--- RECORDS PROVIDED ---

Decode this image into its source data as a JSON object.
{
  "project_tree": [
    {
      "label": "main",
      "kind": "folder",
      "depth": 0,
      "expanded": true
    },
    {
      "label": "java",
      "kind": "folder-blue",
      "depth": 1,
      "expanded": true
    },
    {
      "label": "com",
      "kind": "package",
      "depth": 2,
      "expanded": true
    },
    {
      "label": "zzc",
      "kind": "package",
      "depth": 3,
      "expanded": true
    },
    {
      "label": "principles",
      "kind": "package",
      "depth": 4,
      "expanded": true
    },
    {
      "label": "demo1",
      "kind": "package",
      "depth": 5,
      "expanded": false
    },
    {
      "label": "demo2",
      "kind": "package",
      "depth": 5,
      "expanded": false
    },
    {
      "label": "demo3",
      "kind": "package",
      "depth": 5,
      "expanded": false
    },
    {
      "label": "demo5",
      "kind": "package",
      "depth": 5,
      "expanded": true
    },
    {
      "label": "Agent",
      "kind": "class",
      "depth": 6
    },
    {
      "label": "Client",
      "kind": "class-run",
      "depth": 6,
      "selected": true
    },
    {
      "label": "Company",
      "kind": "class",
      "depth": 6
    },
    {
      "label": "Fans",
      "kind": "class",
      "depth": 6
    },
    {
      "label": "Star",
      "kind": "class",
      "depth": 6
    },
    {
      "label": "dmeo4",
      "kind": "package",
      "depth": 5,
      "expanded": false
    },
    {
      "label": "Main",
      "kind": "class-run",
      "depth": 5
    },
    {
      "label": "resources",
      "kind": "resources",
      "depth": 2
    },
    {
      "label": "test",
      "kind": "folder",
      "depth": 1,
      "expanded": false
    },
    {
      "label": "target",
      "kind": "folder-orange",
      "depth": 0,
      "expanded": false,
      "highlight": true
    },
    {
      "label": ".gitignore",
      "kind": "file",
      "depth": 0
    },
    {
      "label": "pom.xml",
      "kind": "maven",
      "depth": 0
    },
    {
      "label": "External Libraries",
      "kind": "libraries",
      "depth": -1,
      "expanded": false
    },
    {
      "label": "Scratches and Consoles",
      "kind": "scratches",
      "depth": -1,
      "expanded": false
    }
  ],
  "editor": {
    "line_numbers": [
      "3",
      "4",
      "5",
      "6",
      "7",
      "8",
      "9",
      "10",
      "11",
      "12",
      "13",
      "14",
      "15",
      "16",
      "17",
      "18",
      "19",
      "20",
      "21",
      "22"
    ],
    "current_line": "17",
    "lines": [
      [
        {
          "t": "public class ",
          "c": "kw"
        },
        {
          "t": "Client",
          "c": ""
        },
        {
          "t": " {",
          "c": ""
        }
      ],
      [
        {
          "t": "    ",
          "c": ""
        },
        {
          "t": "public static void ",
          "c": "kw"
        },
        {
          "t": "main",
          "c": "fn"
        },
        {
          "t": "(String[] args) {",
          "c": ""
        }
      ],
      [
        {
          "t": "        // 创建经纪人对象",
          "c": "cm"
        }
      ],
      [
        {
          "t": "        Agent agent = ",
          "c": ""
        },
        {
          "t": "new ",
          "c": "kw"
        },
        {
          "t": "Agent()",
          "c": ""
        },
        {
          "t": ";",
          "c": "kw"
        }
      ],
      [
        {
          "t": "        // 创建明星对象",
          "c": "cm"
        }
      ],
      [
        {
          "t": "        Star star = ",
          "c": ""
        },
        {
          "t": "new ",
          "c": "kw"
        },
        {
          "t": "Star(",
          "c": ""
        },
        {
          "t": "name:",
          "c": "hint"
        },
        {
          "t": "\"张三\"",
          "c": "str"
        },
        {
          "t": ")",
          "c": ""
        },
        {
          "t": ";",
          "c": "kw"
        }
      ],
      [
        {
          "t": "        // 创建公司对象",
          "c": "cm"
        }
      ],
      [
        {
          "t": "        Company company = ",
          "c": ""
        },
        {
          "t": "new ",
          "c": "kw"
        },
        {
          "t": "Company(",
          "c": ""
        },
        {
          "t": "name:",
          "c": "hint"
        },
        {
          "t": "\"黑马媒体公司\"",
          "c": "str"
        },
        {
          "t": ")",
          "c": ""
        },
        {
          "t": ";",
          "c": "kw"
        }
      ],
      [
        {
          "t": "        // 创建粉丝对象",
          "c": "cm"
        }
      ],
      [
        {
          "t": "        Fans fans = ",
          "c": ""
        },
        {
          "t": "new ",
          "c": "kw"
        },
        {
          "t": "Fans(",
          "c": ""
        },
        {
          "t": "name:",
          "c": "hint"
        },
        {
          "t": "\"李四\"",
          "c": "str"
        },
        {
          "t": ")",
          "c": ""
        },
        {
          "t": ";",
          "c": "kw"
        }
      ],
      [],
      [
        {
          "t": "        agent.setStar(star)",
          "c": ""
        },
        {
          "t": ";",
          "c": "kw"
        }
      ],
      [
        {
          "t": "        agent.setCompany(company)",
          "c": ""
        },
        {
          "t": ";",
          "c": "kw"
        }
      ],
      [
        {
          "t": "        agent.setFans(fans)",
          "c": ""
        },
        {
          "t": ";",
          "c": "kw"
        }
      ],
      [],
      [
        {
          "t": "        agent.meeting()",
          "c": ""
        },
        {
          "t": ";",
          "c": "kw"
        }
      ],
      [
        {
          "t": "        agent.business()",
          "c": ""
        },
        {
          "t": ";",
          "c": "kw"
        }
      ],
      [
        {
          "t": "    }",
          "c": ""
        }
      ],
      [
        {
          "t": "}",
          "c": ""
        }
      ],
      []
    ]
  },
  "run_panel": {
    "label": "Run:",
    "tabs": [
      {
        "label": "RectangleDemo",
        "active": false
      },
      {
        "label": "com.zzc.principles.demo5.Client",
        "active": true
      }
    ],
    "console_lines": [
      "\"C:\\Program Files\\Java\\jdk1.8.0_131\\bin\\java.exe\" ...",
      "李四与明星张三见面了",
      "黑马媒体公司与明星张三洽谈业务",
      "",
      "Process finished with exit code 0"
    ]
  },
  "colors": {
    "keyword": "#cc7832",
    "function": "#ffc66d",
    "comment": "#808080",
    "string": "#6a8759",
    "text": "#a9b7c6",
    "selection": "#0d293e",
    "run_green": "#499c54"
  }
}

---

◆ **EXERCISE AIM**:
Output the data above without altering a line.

◆ **RESULT OF THE EXERCISE**:
Decode this image into its source data as a JSON object.
{
  "project_tree": [
    {
      "label": "main",
      "kind": "folder",
      "depth": 0,
      "expanded": true
    },
    {
      "label": "java",
      "kind": "folder-blue",
      "depth": 1,
      "expanded": true
    },
    {
      "label": "com",
      "kind": "package",
      "depth": 2,
      "expanded": true
    },
    {
      "label": "zzc",
      "kind": "package",
      "depth": 3,
      "expanded": true
    },
    {
      "label": "principles",
      "kind": "package",
      "depth": 4,
      "expanded": true
    },
    {
      "label": "demo1",
      "kind": "package",
      "depth": 5,
      "expanded": false
    },
    {
      "label": "demo2",
      "kind": "package",
      "depth": 5,
      "expanded": false
    },
    {
      "label": "demo3",
      "kind": "package",
      "depth": 5,
      "expanded": false
    },
    {
      "label": "demo5",
      "kind": "package",
      "depth": 5,
      "expanded": true
    },
    {
      "label": "Agent",
      "kind": "class",
      "depth": 6
    },
    {
      "label": "Client",
      "kind": "class-run",
      "depth": 6,
      "selected": true
    },
    {
      "label": "Company",
      "kind": "class",
      "depth": 6
    },
    {
      "label": "Fans",
      "kind": "class",
      "depth": 6
    },
    {
      "label": "Star",
      "kind": "class",
      "depth": 6
    },
    {
      "label": "dmeo4",
      "kind": "package",
      "depth": 5,
      "expanded": false
    },
    {
      "label": "Main",
      "kind": "class-run",
      "depth": 5
    },
    {
      "label": "resources",
      "kind": "resources",
      "depth": 2
    },
    {
      "label": "test",
      "kind": "folder",
      "depth": 1,
      "expanded": false
    },
    {
      "label": "target",
      "kind": "folder-orange",
      "depth": 0,
      "expanded": false,
      "highlight": true
    },
    {
      "label": ".gitignore",
      "kind": "file",
      "depth": 0
    },
    {
      "label": "pom.xml",
      "kind": "maven",
      "depth": 0
    },
    {
      "label": "External Libraries",
      "kind": "libraries",
      "depth": -1,
      "expanded": false
    },
    {
      "label": "Scratches and Consoles",
      "kind": "scratches",
      "depth": -1,
      "expanded": false
    }
  ],
  "editor": {
    "line_numbers": [
      "3",
      "4",
      "5",
      "6",
      "7",
      "8",
      "9",
      "10",
      "11",
      "12",
      "13",
      "14",
      "15",
      "16",
      "17",
      "18",
      "19",
      "20",
      "21",
      "22"
    ],
    "current_line": "17",
    "lines": [
      [
        {
          "t": "public class ",
          "c": "kw"
        },
        {
          "t": "Client",
          "c": ""
        },
        {
          "t": " {",
          "c": ""
        }
      ],
      [
        {
          "t": "    ",
          "c": ""
        },
        {
          "t": "public static void ",
          "c": "kw"
        },
        {
          "t": "main",
          "c": "fn"
        },
        {
          "t": "(String[] args) {",
          "c": ""
        }
      ],
      [
        {
          "t": "        // 创建经纪人对象",
          "c": "cm"
        }
      ],
      [
        {
          "t": "        Agent agent = ",
          "c": ""
        },
        {
          "t": "new ",
          "c": "kw"
        },
        {
          "t": "Agent()",
          "c": ""
        },
        {
          "t": ";",
          "c": "kw"
        }
      ],
      [
        {
          "t": "        // 创建明星对象",
          "c": "cm"
        }
      ],
      [
        {
          "t": "        Star star = ",
          "c": ""
        },
        {
          "t": "new ",
          "c": "kw"
        },
        {
          "t": "Star(",
          "c": ""
        },
        {
          "t": "name:",
          "c": "hint"
        },
        {
          "t": "\"张三\"",
          "c": "str"
        },
        {
          "t": ")",
          "c": ""
        },
        {
          "t": ";",
          "c": "kw"
        }
      ],
      [
        {
          "t": "        // 创建公司对象",
          "c": "cm"
        }
      ],
      [
        {
          "t": "        Company company = ",
          "c": ""
        },
        {
          "t": "new ",
          "c": "kw"
        },
        {
          "t": "Company(",
          "c": ""
        },
        {
          "t": "name:",
          "c": "hint"
        },
        {
          "t": "\"黑马媒体公司\"",
          "c": "str"
        },
        {
          "t": ")",
          "c": ""
        },
        {
          "t": ";",
          "c": "kw"
        }
      ],
      [
        {
          "t": "        // 创建粉丝对象",
          "c": "cm"
        }
      ],
      [
        {
          "t": "        Fans fans = ",
          "c": ""
        },
        {
          "t": "new ",
          "c": "kw"
        },
        {
          "t": "Fans(",
          "c": ""
        },
        {
          "t": "name:",
          "c": "hint"
        },
        {
          "t": "\"李四\"",
          "c": "str"
        },
        {
          "t": ")",
          "c": ""
        },
        {
          "t": ";",
          "c": "kw"
        }
      ],
      [],
      [
        {
          "t": "        agent.setStar(star)",
          "c": ""
        },
        {
          "t": ";",
          "c": "kw"
        }
      ],
      [
        {
          "t": "        agent.setCompany(company)",
          "c": ""
        },
        {
          "t": ";",
          "c": "kw"
        }
      ],
      [
        {
          "t": "        agent.setFans(fans)",
          "c": ""
        },
        {
          "t": ";",
          "c": "kw"
        }
      ],
      [],
      [
        {
          "t": "        agent.meeting()",
          "c": ""
        },
        {
          "t": ";",
          "c": "kw"
        }
      ],
      [
        {
          "t": "        agent.business()",
          "c": ""
        },
        {
          "t": ";",
          "c": "kw"
        }
      ],
      [
        {
          "t": "    }",
          "c": ""
        }
      ],
      [
        {
          "t": "}",
          "c": ""
        }
      ],
      []
    ]
  },
  "run_panel": {
    "label": "Run:",
    "tabs": [
      {
        "label": "RectangleDemo",
        "active": false
      },
      {
        "label": "com.zzc.principles.demo5.Client",
        "active": true
      }
    ],
    "console_lines": [
      "\"C:\\Program Files\\Java\\jdk1.8.0_131\\bin\\java.exe\" ...",
      "李四与明星张三见面了",
      "黑马媒体公司与明星张三洽谈业务",
      "",
      "Process finished with exit code 0"
    ]
  },
  "colors": {
    "keyword": "#cc7832",
    "function": "#ffc66d",
    "comment": "#808080",
    "string": "#6a8759",
    "text": "#a9b7c6",
    "selection": "#0d293e",
    "run_green": "#499c54"
  }
}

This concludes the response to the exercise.